Minnesota's Peace Officer Standards and Training (POST) Board recently presented changes to policy governing police and sheriff's departments for review by the Minnesota Office of Administrative Hearings. Two and a half years after Derek Chauvin killed George Floyd on May 25, 2020, and eighteen months after Chauvin was convicted of murder and manslaughter and sentenced to 22.5 years in prison, limited structural reforms are being considered.
As reported in the Minnesota Reformer by Deena Winter, these policy changes were first proposed in April 2022. Since then, over 1600 public comments have been received by the POST Board. Several issues are at hand: disclosure of behavior and policy violations by officers, rules concerning affiliation with extremist organizations, and an increase in the POST board's power to remove cops for misconduct, even if not convicted.
"Brian Peters, executive director of the Minnesota Police and Peace Officers Association — representing 10,000 public safety officials — said 92% of their members who responded to a survey have concerns about the proposed rules."
Predictably, Peters, like police unions across the country, argues the unfounded narrative that calls to defund the police have made officers and society less safe and the police department victims of some giant conspiracy. Defund the police calls for redirecting municipal, federal, county, university, and state budgets toward community safety – housing, education, mental health, and public transportation, to name a few examples. More on that another time.
This myth about defunding police has provided politicians, pundits, and other pontificators to paint police accountability and community-defined safety as the threat. This is intentional misdirection from bloated budgets for urban warfare conducted by officers who often do not live in the neighborhoods they police and do not prevent or solve crimes in significant numbers.
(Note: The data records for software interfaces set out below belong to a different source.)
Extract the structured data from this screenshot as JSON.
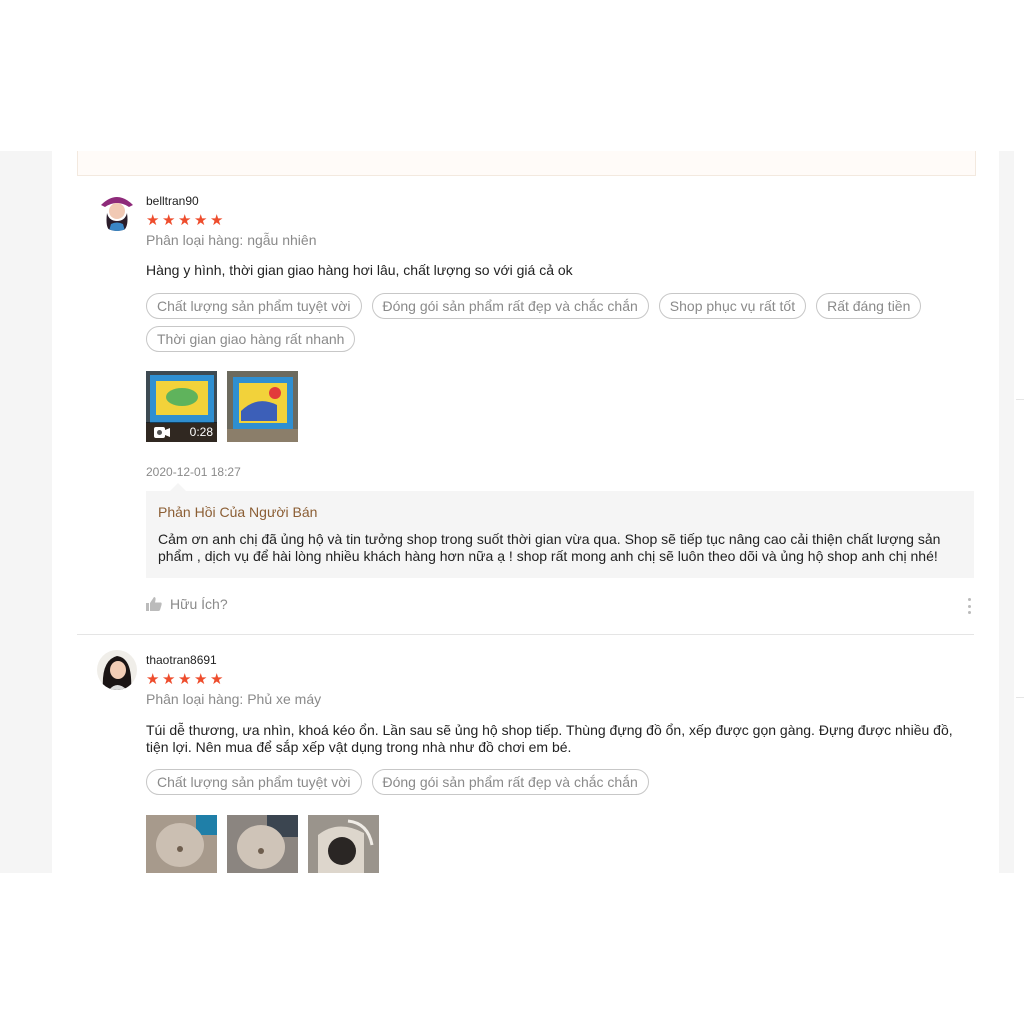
{
  "reviews": [
    {
      "username": "belltran90",
      "rating": 5,
      "variation": "Phân loại hàng: ngẫu nhiên",
      "comment": "Hàng y hình, thời gian giao hàng hơi lâu, chất lượng so với giá cả ok",
      "tags": [
        "Chất lượng sản phẩm tuyệt vời",
        "Đóng gói sản phẩm rất đẹp và chắc chắn",
        "Shop phục vụ rất tốt",
        "Rất đáng tiền",
        "Thời gian giao hàng rất nhanh"
      ],
      "video_duration": "0:28",
      "timestamp": "2020-12-01 18:27",
      "seller_reply": {
        "title": "Phản Hồi Của Người Bán",
        "text": "Cảm ơn anh chị đã ủng hộ và tin tưởng shop trong suốt thời gian vừa qua. Shop sẽ tiếp tục nâng cao cải thiện chất lượng sản phẩm , dịch vụ để hài lòng nhiều khách hàng hơn nữa ạ ! shop  rất mong anh chị sẽ luôn theo dõi và ủng hộ shop anh chị nhé!"
      },
      "helpful_label": "Hữu Ích?"
    },
    {
      "username": "thaotran8691",
      "rating": 5,
      "variation": "Phân loại hàng: Phủ xe máy",
      "comment": "Túi dễ thương, ưa nhìn, khoá kéo ổn. Lần sau sẽ ủng hộ shop tiếp. Thùng đựng đồ ổn, xếp được gọn gàng. Đựng được nhiều đồ, tiện lợi. Nên mua để sắp xếp vật dụng trong nhà như đồ chơi em bé.",
      "tags": [
        "Chất lượng sản phẩm tuyệt vời",
        "Đóng gói sản phẩm rất đẹp và chắc chắn"
      ]
    }
  ],
  "colors": {
    "star": "#ee4d2d",
    "reply_title": "#8b5e34",
    "muted": "#8a8a8a"
  },
  "icons": {
    "star": "star-icon",
    "helpful": "thumbs-up-icon",
    "more": "more-vertical-icon",
    "video": "video-camera-icon"
  }
}
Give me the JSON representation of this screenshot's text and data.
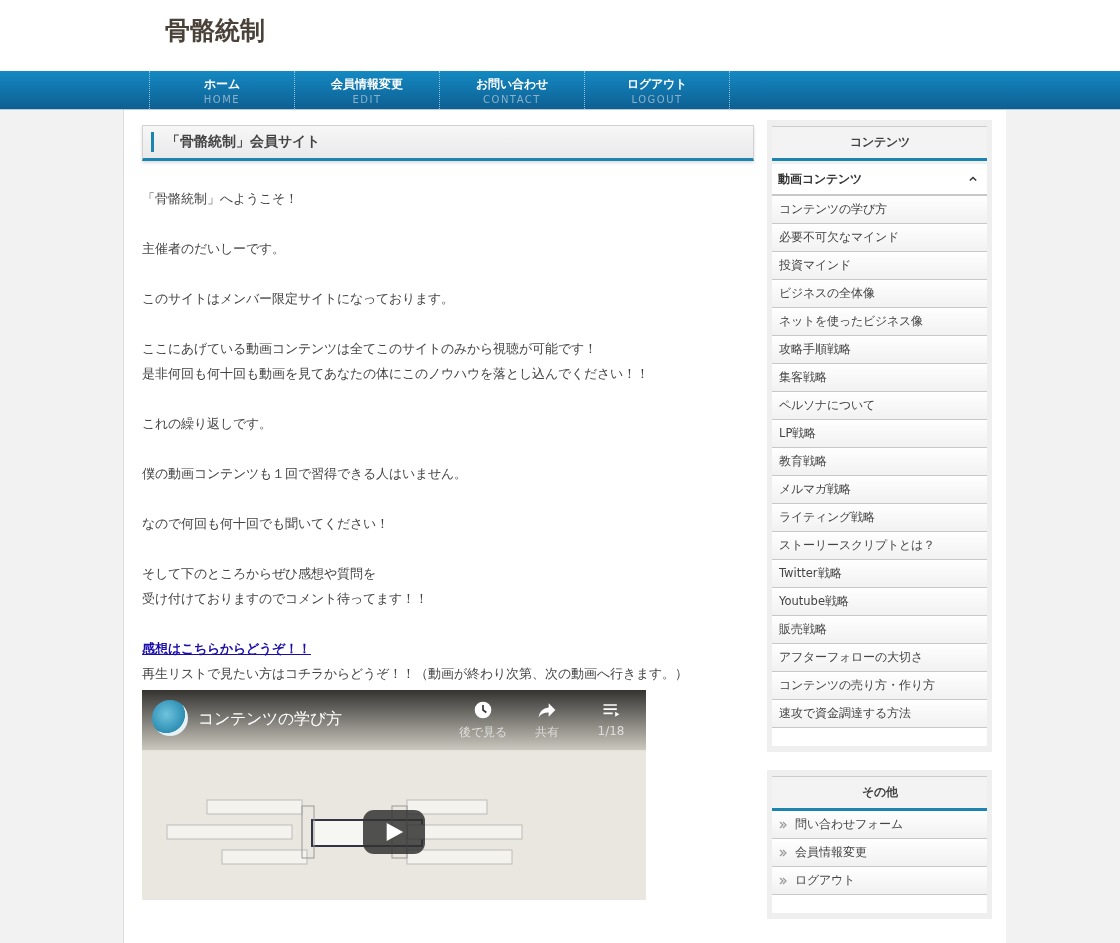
{
  "site_title": "骨骼統制",
  "nav": [
    {
      "label": "ホーム",
      "sub": "HOME"
    },
    {
      "label": "会員情報変更",
      "sub": "EDIT"
    },
    {
      "label": "お問い合わせ",
      "sub": "CONTACT"
    },
    {
      "label": "ログアウト",
      "sub": "LOGOUT"
    }
  ],
  "page_heading": "「骨骼統制」会員サイト",
  "paragraphs": [
    [
      "「骨骼統制」へようこそ！"
    ],
    [
      "主催者のだいしーです。"
    ],
    [
      "このサイトはメンバー限定サイトになっております。"
    ],
    [
      "ここにあげている動画コンテンツは全てこのサイトのみから視聴が可能です！",
      "是非何回も何十回も動画を見てあなたの体にこのノウハウを落とし込んでください！！"
    ],
    [
      "これの繰り返しです。"
    ],
    [
      "僕の動画コンテンツも１回で習得できる人はいません。"
    ],
    [
      "なので何回も何十回でも聞いてください！"
    ],
    [
      "そして下のところからぜひ感想や質問を",
      "受け付けておりますのでコメント待ってます！！"
    ]
  ],
  "feedback_link": "感想はこちらからどうぞ！！",
  "playlist_note": "再生リストで見たい方はコチラからどうぞ！！（動画が終わり次第、次の動画へ行きます。）",
  "video": {
    "title": "コンテンツの学び方",
    "actions": [
      {
        "kind": "watch_later",
        "label": "後で見る"
      },
      {
        "kind": "share",
        "label": "共有"
      },
      {
        "kind": "playlist",
        "label": "1/18"
      }
    ]
  },
  "sidebar": [
    {
      "heading": "コンテンツ",
      "group": {
        "label": "動画コンテンツ",
        "expanded": true
      },
      "kind": "plain",
      "items": [
        "コンテンツの学び方",
        "必要不可欠なマインド",
        "投資マインド",
        "ビジネスの全体像",
        "ネットを使ったビジネス像",
        "攻略手順戦略",
        "集客戦略",
        "ペルソナについて",
        "LP戦略",
        "教育戦略",
        "メルマガ戦略",
        "ライティング戦略",
        "ストーリースクリプトとは？",
        "Twitter戦略",
        "Youtube戦略",
        "販売戦略",
        "アフターフォローの大切さ",
        "コンテンツの売り方・作り方",
        "速攻で資金調達する方法"
      ]
    },
    {
      "heading": "その他",
      "kind": "chevron",
      "items": [
        "問い合わせフォーム",
        "会員情報変更",
        "ログアウト"
      ]
    }
  ]
}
When the police claim to be victims, you know that script writers for Blue Bloods are ready for a new episode idea or similar minds are on contract for damage control while journalists are in the crossfire.
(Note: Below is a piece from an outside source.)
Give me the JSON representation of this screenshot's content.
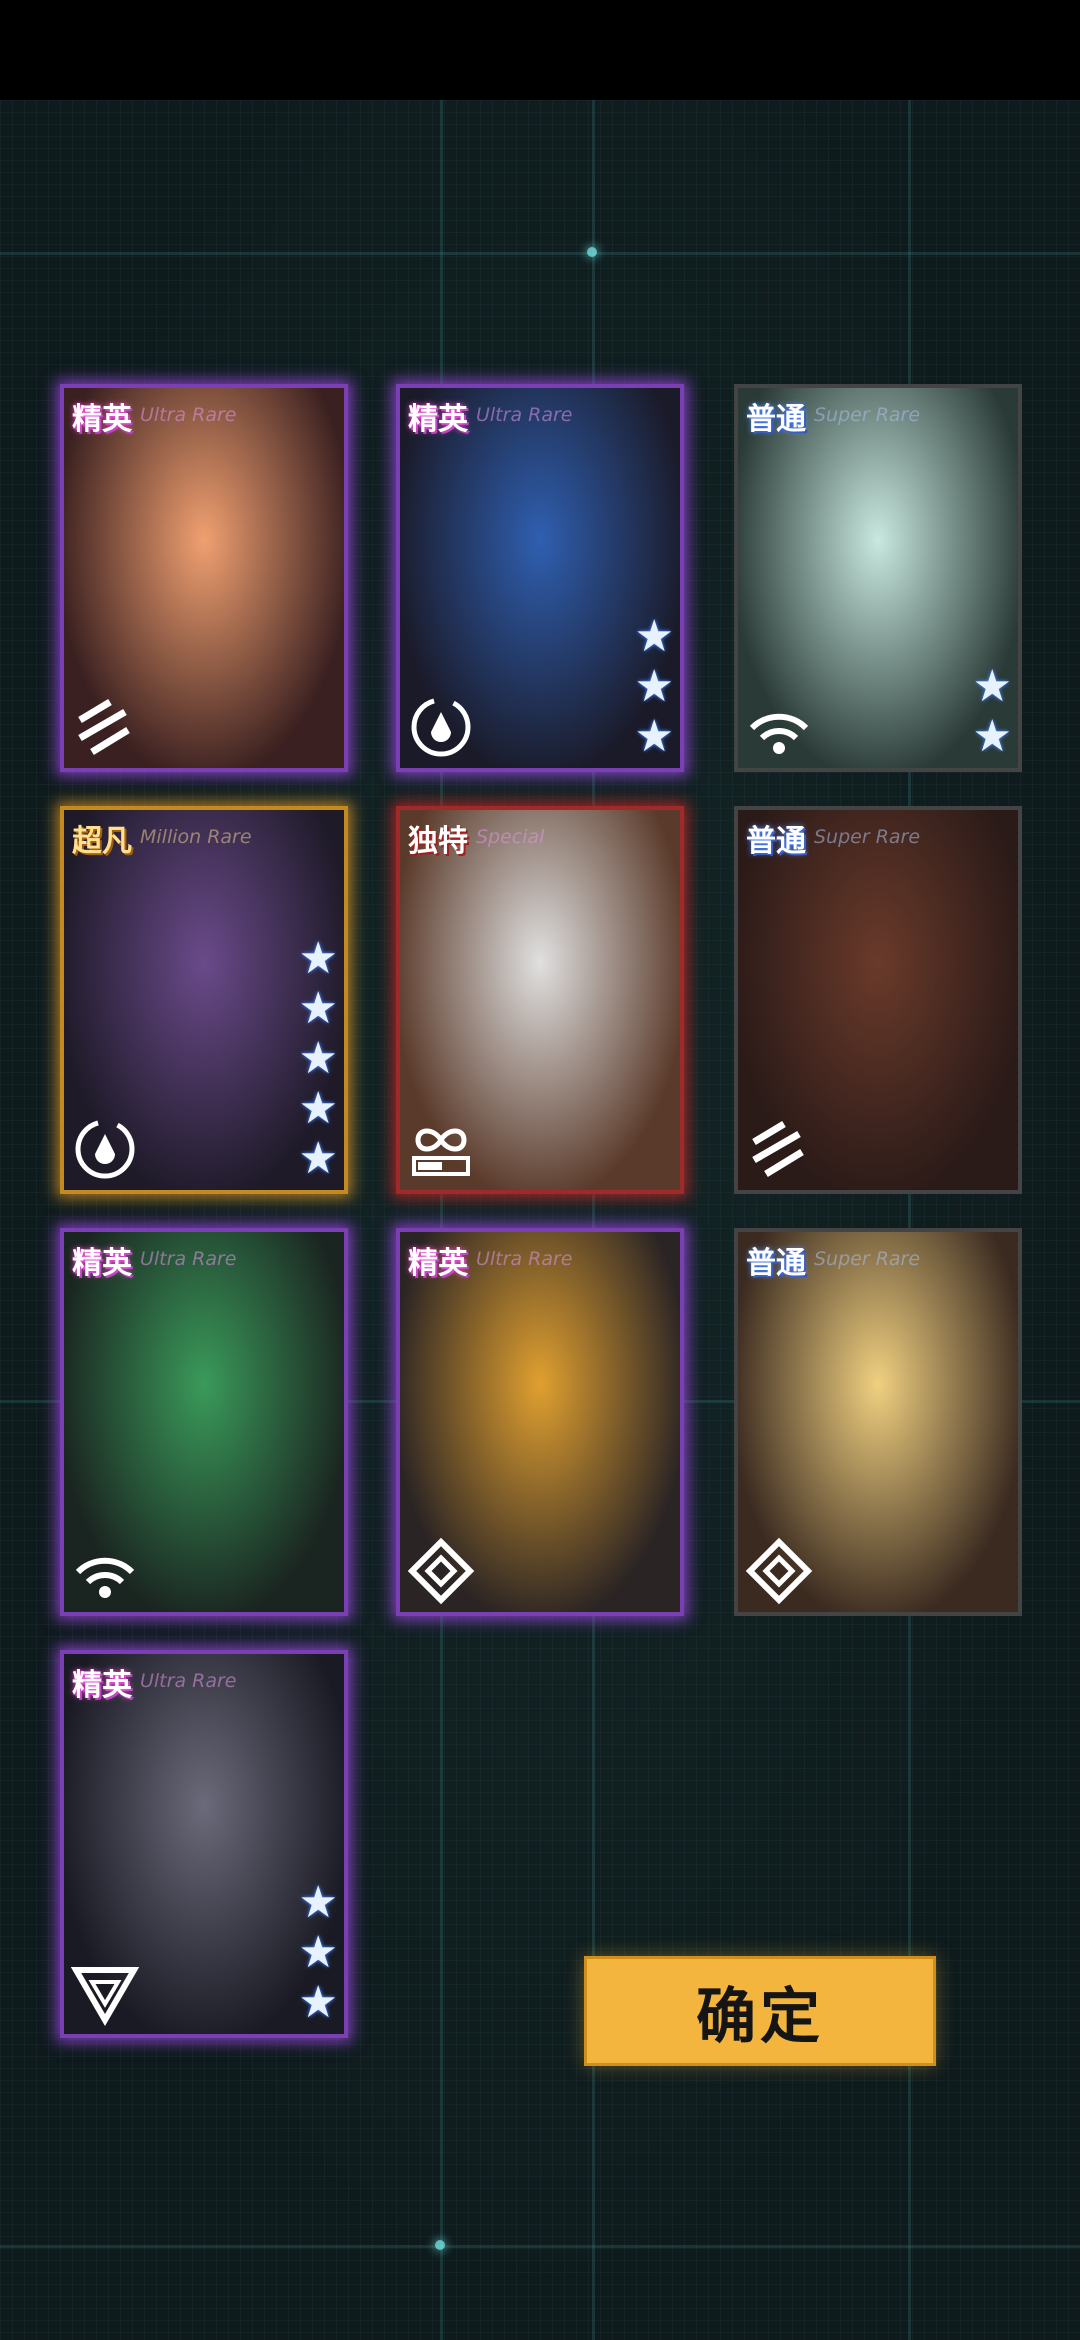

The concerns about the new proposals also include conservative and religious freedom groups. Renee Carlson, a spokesperson for these groups, argues that "the rules violate officers' due process and have a preference for "one set of perspectives over another," also known as "viewpoint discrimination," a violation of the First Amendment. The rule could be used to attack people with sincerely held, religious-based opinions that are critical of "prevailing culture practices" with regard to marriage and sexuality, she said. Another uncanny and astounding point of contention is the claim that prosecutors "over-disclose" the records of police officers. Why not? And especially when past decisions or actions might be significant for the case at hand.
What that sounds like to me is that it is legal to discriminate – as long as you are a protector of laws and keeper of the peace. Who's the law, and who's order? I want to see police officers snitch on each other like they are always begging the public to do.
What does over-disclosure mean in a court of law? When are police officers citizens? When and why should they have the right to privacy? As an officer for public safety, how safe is it for communities that officers believe do not have the same rights as everyone else? Are officers who believe white people and European culture superior to all other cultures safe for non-white people to interact with? Can officers who believe that homosexuality is a sin and gay people will go to a place called hell after they die create safety for the LGBTQ community?
With regards to police officers and white nationalist beliefs, "Fridley Police Chief Brian Weierke, president of the Minnesota Chiefs of Police Association, said the rule banning applicants or officers from participating in or supporting white supremacist, hate or extremist groups needs to be more clearly defined, so the rule isn't "weaponized."
Carver County Sheriff Jason Kamerud said the new rules would hurt recruitment efforts, even as law enforcement nationwide has struggled to recruit and retain officers the past couple of years due to "protests," the pandemic, and "political rhetoric calling for defunding police."
One would think that the management structure of law enforcement workers would want to do everything possible to root out white supremacists in their ranks in an open, transparent, and well-reported manner. It would be simply disingenuous to re-frame the rejection of this proposal because of their supposed negative effect on recruitment.
The consequences of increased budgets for urban warfare translate into decreased budgets for social infrastructures and programs. Increased policing budgets are violent for the communities who have to live the everyday experiences of police officers who act as if they are above the law, protected by laws like "qualified immunity," negotiated by the only unions that capitalism accepts as necessary. The labor union laws that protect police are created, implemented, and protected by pro-punishment and pro-prison legislatures that ensure they will not be held liable or accountable. According to a federal court in Florida, officers do not have a Constitutional duty to protect others. This may not be a bad thing; or news to many.
After the two administrative law judges review the proposals, specifically, the jurisdictional authority of the Board and "whether [the proposals are] needed and reasonable," public feedback is the last step before implementation.